Arts Advocacy Day 2011
SUPPORTING NATIONAL & LOCAL PUBLIC MEDIA
We urge Congress to:
Resist any attempt to lessen or eliminate funding for the Corporation for Public Broadcasting (CPB) inFY 2011, FY 2012, and FY 2013, and to fund CPB at $451 million in FY 2014.
Pass the Community Access Preservation Act (H.R. 3745) that eliminates the federal restriction on theuse of local programming funds, ensures technical quality equal to that available to commercialproviders, and mandates that all providers delivering video via wired services be subject to the CableAct
Background – Corporation for Public Broadcasting
Public mediaPublic Broadcasting Service (PBS), National Public Radio (NPR), public, educational, andgovernment (PEG) access TV, and community radio stationshave a long history of presenting local, regional, andnational arts programming. That much of this programming is not available on commercial channels adds to theunique position public media plays in bringing both classics and contemporary works to the American public. Allof these systems exist because of public funding or legislation.Local public radio and television stations have relied on funds provided by the Corporation for Public Broadcasting(CPB), which is advance-funded by two years in order to protect station editorial independence and allow for long-term program planning. Public media outlets offer true alternative programming to their commercial counterparts.However, they are often under-resourced and staffed by volunteers. Currently, the United States provides the leastsupport to public broadcasting in the industrialized world$1.35 per capita annually. The president has requested$451 million for FY 2014 in his budget, although, as of publication time, the agency has been threatened withtermination during consideration of the FY 2011 Continuing Resolution.

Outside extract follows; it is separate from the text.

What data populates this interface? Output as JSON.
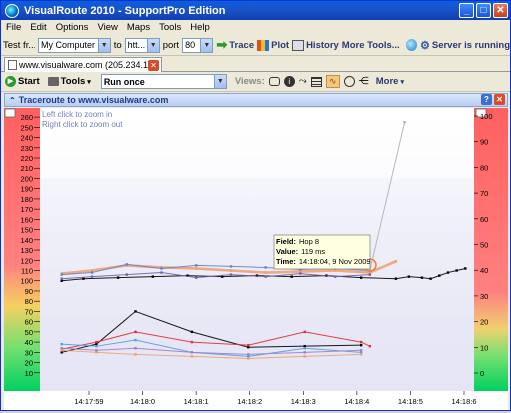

Talking Points - Corporation for Public Broadcasting
CPB is a private, nonprofit corporation created by Congress in 1967 to promote noncommercial publictelecommunications. In the authorizing language, Congress acknowledged public broadcasting’s role intransmitting arts and culture: “It is in the public interest to encourage the growth and development of publicradio and television broadcasting, including the use of such media for instructional, educational, and culturalpurposes.”
CPB does not produce or broadcast programs. It awards grants to public broadcasting stations; independentproducers; and program development and production organizations such as NPR, PBS, American Public Media,the National Minority Consortia, and Public Radio International (PRI). Roughly 89 percent of CPB’s annualappropriation goes directly to public radio and television stations.
CPB is the largest single source of funding for public television and radio programming. And while the federalportion of the average public station’s revenue is only approximately 10-15 percent, stations leverage thisfunding to attract critical investments from state and local governments, universities, businesses, and viewersand listeners of local stations. For every federal dollar invested through CPB, stations raise more than $6 ontheir own. Moreover, small and rural stationswhich are often the only source of broadcast arts programmingin their communitiesare much more heavily dependent on CPB funding. For example, numerous rural publicradio stations rely on CPB funding for more than 30 percent of their annual budgets, and without it, many of them could disappear.
The American public believes the federal investment in public broadcasting is a wise one. In a 2010 RoperPublic Affairs Poll, 80 percent of respondentsacross all age groups and ethnicity, income, and educationlevels measuredbelieve funding for PBS is money “well spent.” Respondents also found PBS an “excellent”use of tax dollars, second only to military defense and ahead of public schools.
Each month, more than 170 million Americans listen, watch, or interact with public media. Local publictelevision and radio stations air arts programming that is not available on commercial radio and television.Notably, public radio has embraced numerous musical genres that have been abandoned by commercialstations, including classical, folk, jazz, blues, and independent music. Public radio and television stations alsohave longstanding partnerships with local performing arts societies, helping to extend the reach of artists incommunities throughout the country.